The business profits of all of the top three oil refiners in Korea – SK Innovation, GS Caltex, and S-Oil – are predicted to have been more than halved in Q1 with their refining margin standing at just 1 percent or so and their chemical business units remaining in a slump. Hyundai Oil Bank, which has focused on petroleum refinement, is expected to have posted less-than-expected earnings as well due to adverse business conditions.
SK Innovation earned 697.5 billion won (US$669.3 million) in operating profits in Q1 2013, but the amount for Q1 2014 is likely to be limited to about 250 billion won (US$240 million). GS Caltex’s and S-Oil’s profits are forecast to have dropped by around 60 percent, too.
“Oil refiners enjoyed sizable Q1 profits during the past couple of years, but things are likely to be different this year,” said SK Innovation, adding, “They used to make up for the oil refining losses by means of their profits from the chemical business, but the chemical divisions themselves are also struggling this year due to the decreasing demand in China.”
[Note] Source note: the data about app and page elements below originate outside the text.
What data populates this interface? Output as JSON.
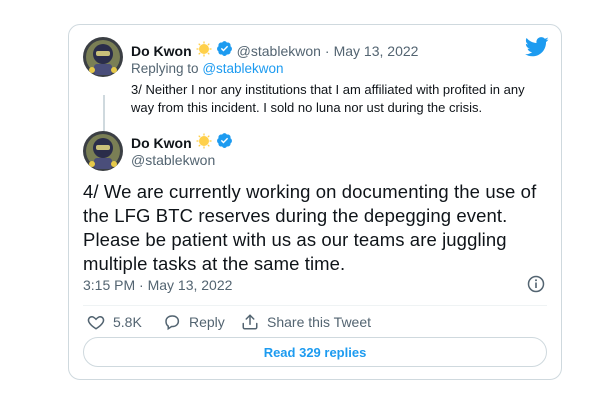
{
  "reply_tweet": {
    "author_name": "Do Kwon",
    "handle": "@stablekwon",
    "date_sep": "·",
    "date": "May 13, 2022",
    "replying_label": "Replying to",
    "replying_handle": "@stablekwon",
    "text": "3/ Neither I nor any institutions that I am affiliated with profited in any way from this incident. I sold no luna nor ust during the crisis."
  },
  "main_tweet": {
    "author_name": "Do Kwon",
    "handle": "@stablekwon",
    "text": "4/ We are currently working on documenting the use of the LFG BTC reserves during the depegging event. Please be patient with us as our teams are juggling multiple tasks at the same time.",
    "timestamp": "3:15 PM · May 13, 2022"
  },
  "actions": {
    "like_count": "5.8K",
    "reply_label": "Reply",
    "share_label": "Share this Tweet"
  },
  "read_replies_label": "Read 329 replies",
  "colors": {
    "accent": "#1d9bf0",
    "verified": "#1d9bf0",
    "gold": "#ffd04a",
    "border": "#cfd9de"
  }
}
The chemical business above refers to paraxylene, which is used in manufacturing clothes and PET bottles. Its price has plunged recently as China, the largest export destination, cut its demand for the material. Specifically, the per-ton price was as high as US$1,400 last year, but has dropped to approximately US$1,100 until last month.
“The downturn in refining margin in March and the decreasing paraxylene demand are likely to result in more sluggish performance,” analyst Choi Ji-hwan at NH Investment & Securities explained, continuing, “Still, the paraxylene demand is expected to increase this year for at least some improvement in profitability.”
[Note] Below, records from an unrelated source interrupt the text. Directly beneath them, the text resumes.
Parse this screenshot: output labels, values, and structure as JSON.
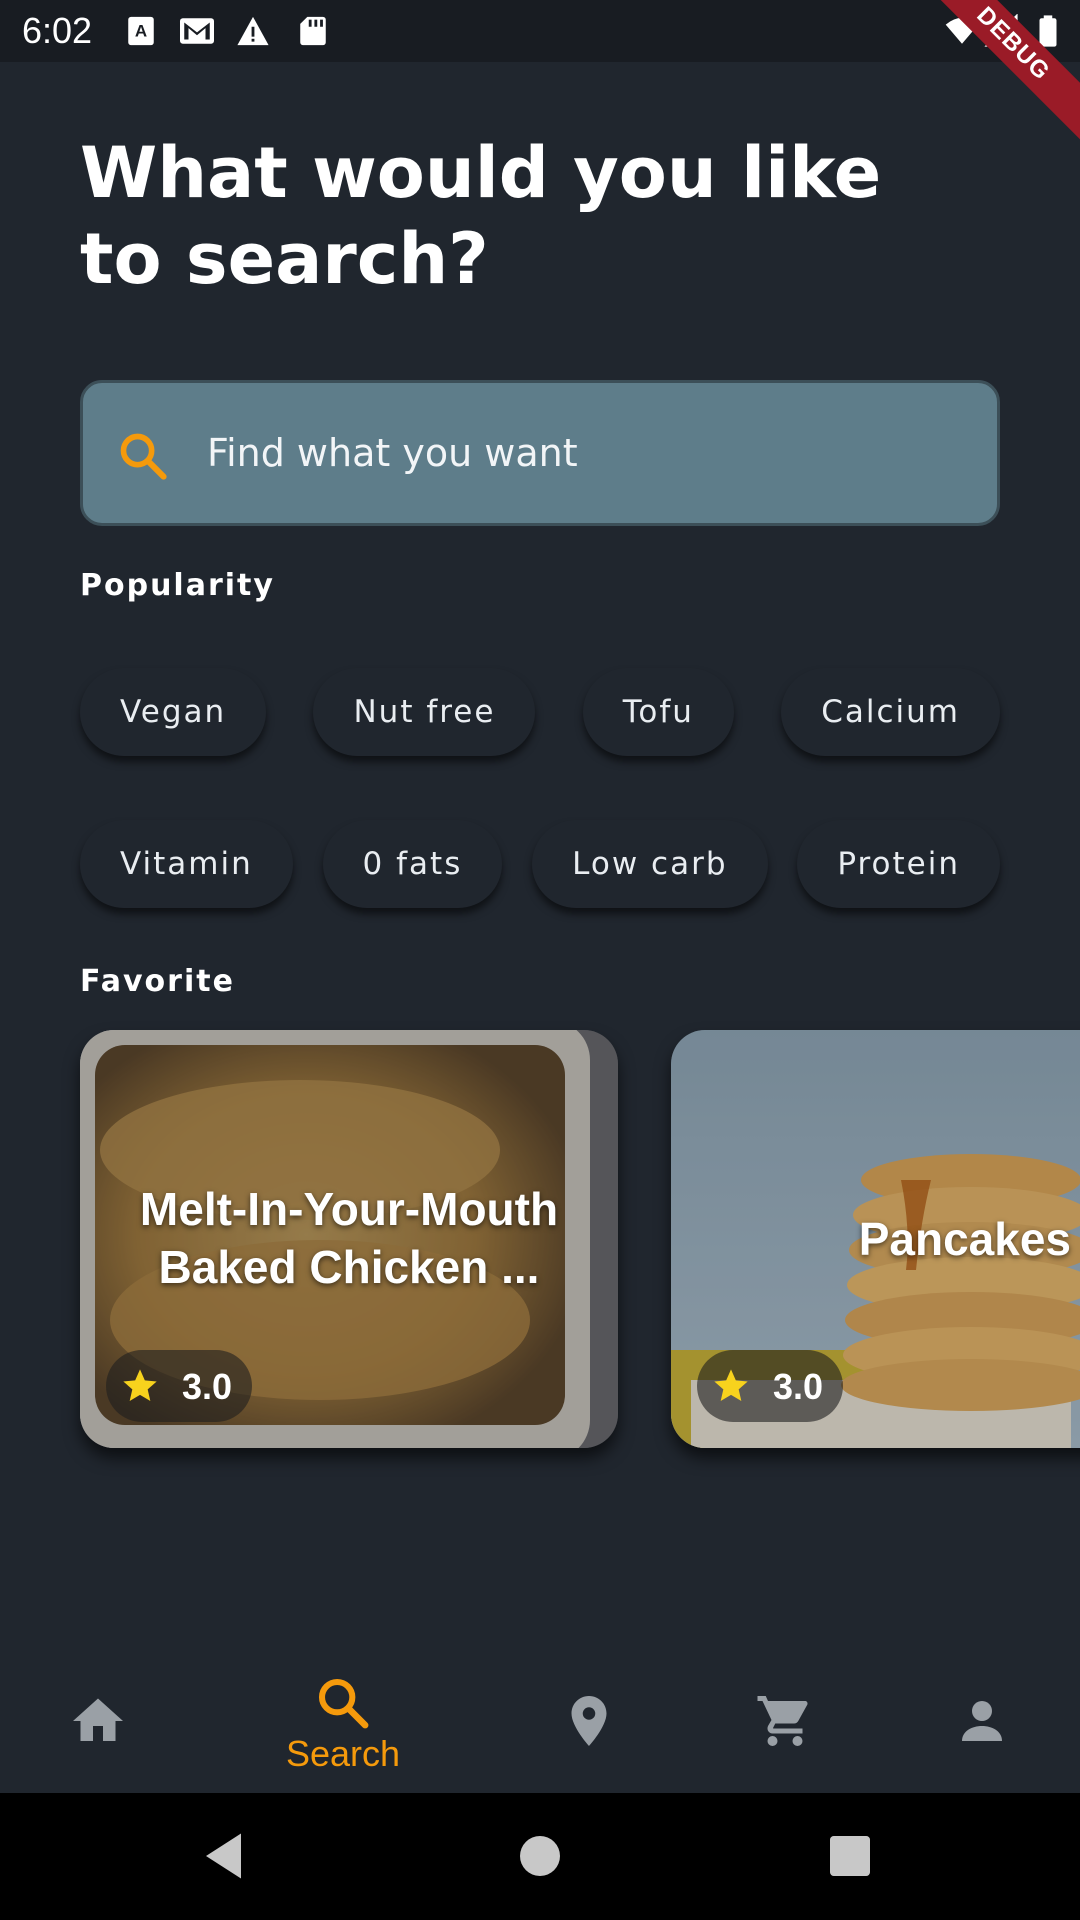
{
  "status_bar": {
    "time": "6:02",
    "icons": [
      "keyboard-a-icon",
      "gmail-icon",
      "warning-icon",
      "sd-card-icon",
      "wifi-icon",
      "signal-icon",
      "battery-icon"
    ],
    "debug_label": "DEBUG"
  },
  "header": {
    "title": "What would you like to search?"
  },
  "search": {
    "placeholder": "Find what you want",
    "value": "",
    "icon": "search-icon"
  },
  "popularity": {
    "label": "Popularity",
    "row1": [
      "Vegan",
      "Nut free",
      "Tofu",
      "Calcium"
    ],
    "row2": [
      "Vitamin",
      "0 fats",
      "Low carb",
      "Protein"
    ]
  },
  "favorite": {
    "label": "Favorite",
    "cards": [
      {
        "title": "Melt-In-Your-Mouth Baked Chicken ...",
        "rating": "3.0"
      },
      {
        "title": "Pancakes",
        "rating": "3.0"
      }
    ]
  },
  "bottom_nav": {
    "items": [
      {
        "icon": "home-icon",
        "label": ""
      },
      {
        "icon": "search-icon",
        "label": "Search",
        "active": true
      },
      {
        "icon": "location-pin-icon",
        "label": ""
      },
      {
        "icon": "cart-icon",
        "label": ""
      },
      {
        "icon": "person-icon",
        "label": ""
      }
    ]
  },
  "colors": {
    "background": "#20262e",
    "accent": "#f59a0c",
    "search_bg": "#5e7d8a",
    "inactive_icon": "#9aa0a6",
    "star": "#f7d21d"
  }
}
The outlook is gloomy for the chemical industry as well, with the slump in the Chinese economy leading to less demand for chemical products, inventory pileup and decreasing prices. As an example, the price of butadiene, which is a raw material for synthetic rubber, has declined by 10.1 percent during the past three months to affect the profitability of chemical companies.
Those with greater dependence on the petrochemical business such as LG Chem, Kumho Petrochemical, and Lotte Chemical are forecast to have been affected more. LG Chem’s operating profits are estimated at around 300 billion won (US$288 million), down by at least 100 billion won (US$95.9 million) from the previous year. The quarterly profits of Kumho Petrochemical, which relies heavily on the Chinese market, are estimated at 20 billion won (US$19 million) or so. The company posted 78 billion won (US$74 million) in business profits in Q1 2013.
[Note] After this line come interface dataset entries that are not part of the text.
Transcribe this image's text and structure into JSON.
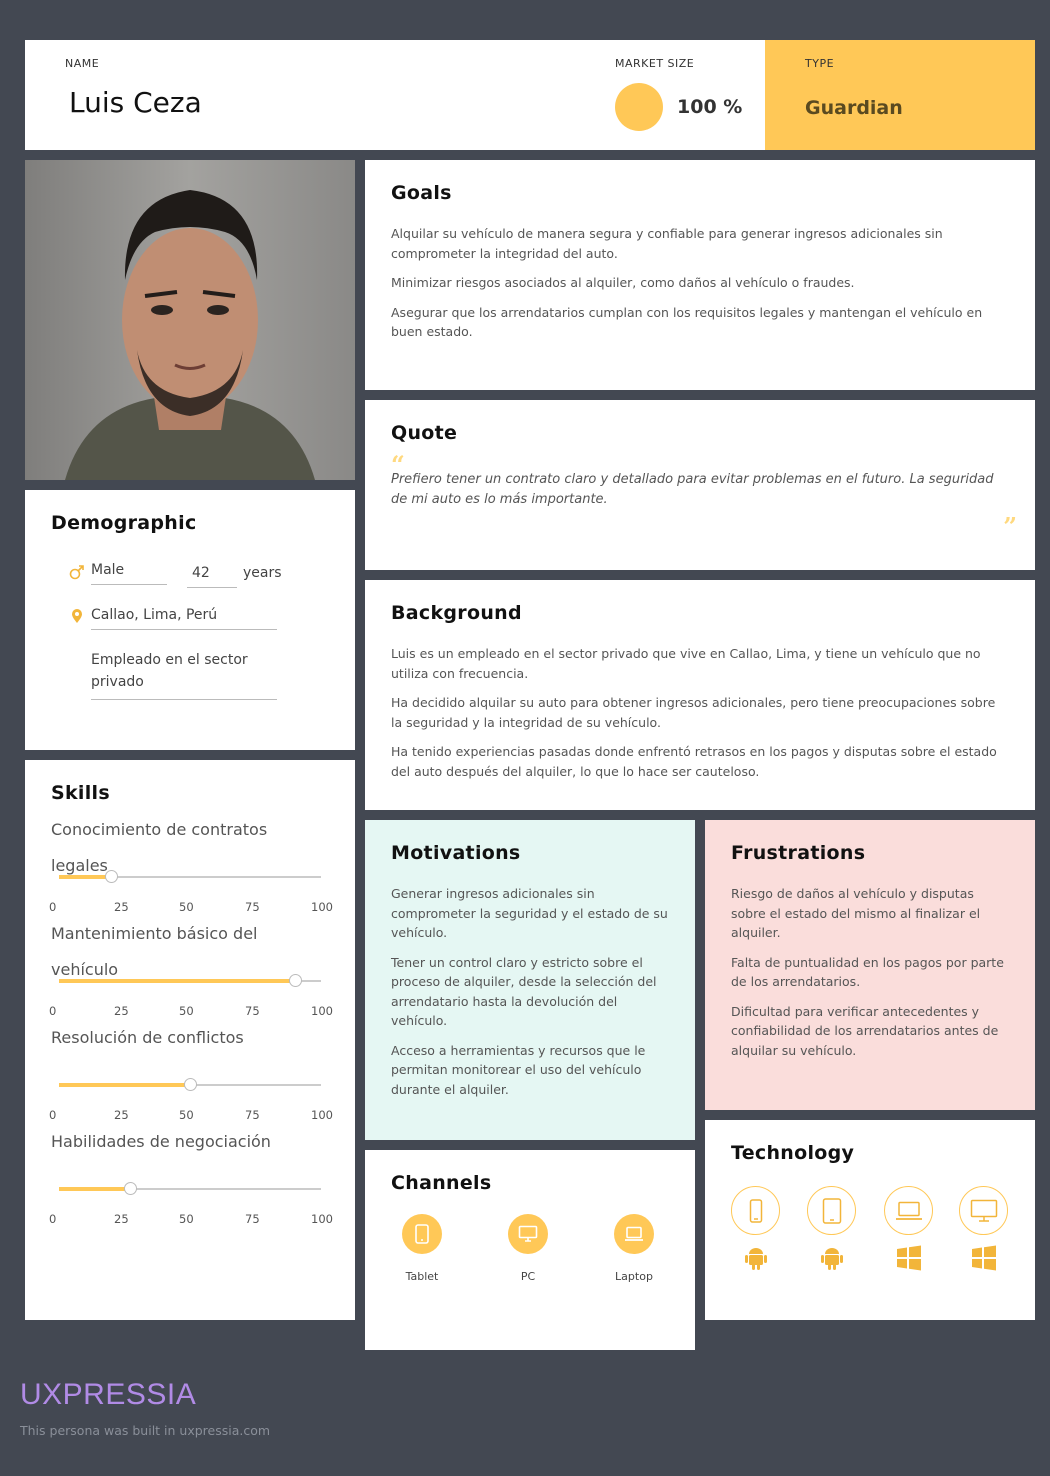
{
  "header": {
    "name_label": "NAME",
    "name": "Luis Ceza",
    "market_size_label": "MARKET SIZE",
    "market_size": "100 %",
    "type_label": "TYPE",
    "type": "Guardian"
  },
  "colors": {
    "accent": "#ffc857",
    "background": "#434852",
    "motivations_bg": "#e5f7f3",
    "frustrations_bg": "#fadddb",
    "brand": "#b18be6"
  },
  "demographic": {
    "title": "Demographic",
    "gender": "Male",
    "age": "42",
    "age_unit": "years",
    "location": "Callao, Lima, Perú",
    "occupation": "Empleado en el sector privado"
  },
  "skills": {
    "title": "Skills",
    "ticks": [
      "0",
      "25",
      "50",
      "75",
      "100"
    ],
    "items": [
      {
        "label": "Conocimiento de contratos legales",
        "value": 20
      },
      {
        "label": "Mantenimiento básico del vehículo",
        "value": 90
      },
      {
        "label": "Resolución de conflictos",
        "value": 50
      },
      {
        "label": "Habilidades de negociación",
        "value": 27
      }
    ]
  },
  "goals": {
    "title": "Goals",
    "items": [
      "Alquilar su vehículo de manera segura y confiable para generar ingresos adicionales sin comprometer la integridad del auto.",
      "Minimizar riesgos asociados al alquiler, como daños al vehículo o fraudes.",
      "Asegurar que los arrendatarios cumplan con los requisitos legales y mantengan el vehículo en buen estado."
    ]
  },
  "quote": {
    "title": "Quote",
    "text": "Prefiero tener un contrato claro y detallado para evitar problemas en el futuro. La seguridad de mi auto es lo más importante."
  },
  "background": {
    "title": "Background",
    "items": [
      "Luis es un empleado en el sector privado que vive en Callao, Lima, y tiene un vehículo que no utiliza con frecuencia.",
      "Ha decidido alquilar su auto para obtener ingresos adicionales, pero tiene preocupaciones sobre la seguridad y la integridad de su vehículo.",
      "Ha tenido experiencias pasadas donde enfrentó retrasos en los pagos y disputas sobre el estado del auto después del alquiler, lo que lo hace ser cauteloso."
    ]
  },
  "motivations": {
    "title": "Motivations",
    "items": [
      "Generar ingresos adicionales sin comprometer la seguridad y el estado de su vehículo.",
      "Tener un control claro y estricto sobre el proceso de alquiler, desde la selección del arrendatario hasta la devolución del vehículo.",
      "Acceso a herramientas y recursos que le permitan monitorear el uso del vehículo durante el alquiler."
    ]
  },
  "frustrations": {
    "title": "Frustrations",
    "items": [
      "Riesgo de daños al vehículo y disputas sobre el estado del mismo al finalizar el alquiler.",
      "Falta de puntualidad en los pagos por parte de los arrendatarios.",
      "Dificultad para verificar antecedentes y confiabilidad de los arrendatarios antes de alquilar su vehículo."
    ]
  },
  "channels": {
    "title": "Channels",
    "items": [
      {
        "label": "Tablet",
        "icon": "tablet-icon"
      },
      {
        "label": "PC",
        "icon": "pc-icon"
      },
      {
        "label": "Laptop",
        "icon": "laptop-icon"
      }
    ]
  },
  "technology": {
    "title": "Technology",
    "devices": [
      {
        "device": "phone-icon",
        "os": "android-icon"
      },
      {
        "device": "tablet-icon",
        "os": "android-icon"
      },
      {
        "device": "laptop-icon",
        "os": "windows-icon"
      },
      {
        "device": "monitor-icon",
        "os": "windows-icon"
      }
    ]
  },
  "footer": {
    "brand": "UXPRESSIA",
    "credit": "This persona was built in uxpressia.com"
  }
}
According to KDB Daewoo Securities, Lotte Chemical is predicted to have earned 97 billion won (US$93 million) last quarter, whereas the amount reached 117 billion won (US$112 million) in the same period last year. Kumho Petrochemical’s profits are estimated to have dropped 80 percent to 16 billion won (US$15 million). “The remaining inventory in the synthetic rubber market of China seems to have affected our business until Q1,” the company said.
Nevertheless, the outlook is pretty bright for the photovoltaic sector, as business restructuring is in progress in China and the price of polysilicon is on the rise. Hanwha Chemical and OCI are likely to benefit from such trends.
Hanwha Chemical posted operating profits of 9 billion won (US$8.64 million) in Q1 and 34 billion won (US$32.6 million) in Q4 2013. However, the profits are likely to have increased to 40 billion won (US$38.4 million) in Q1 this year. “Although the chemical sector is still struggling due to the China factor, the demand for photovoltaic products is on a consistent rise,” the company explained.
“Hanwha Chemical succeeded in turning to a surplus in Q4 last year by excluding the one-off costs,” Shinhan Financial Investment analyst Lee Eung-joo mentioned, adding, “Now, the key is how successful its photovoltaic business has been in the first quarter of this year, and the consensus is that it has fared pretty well during the period.”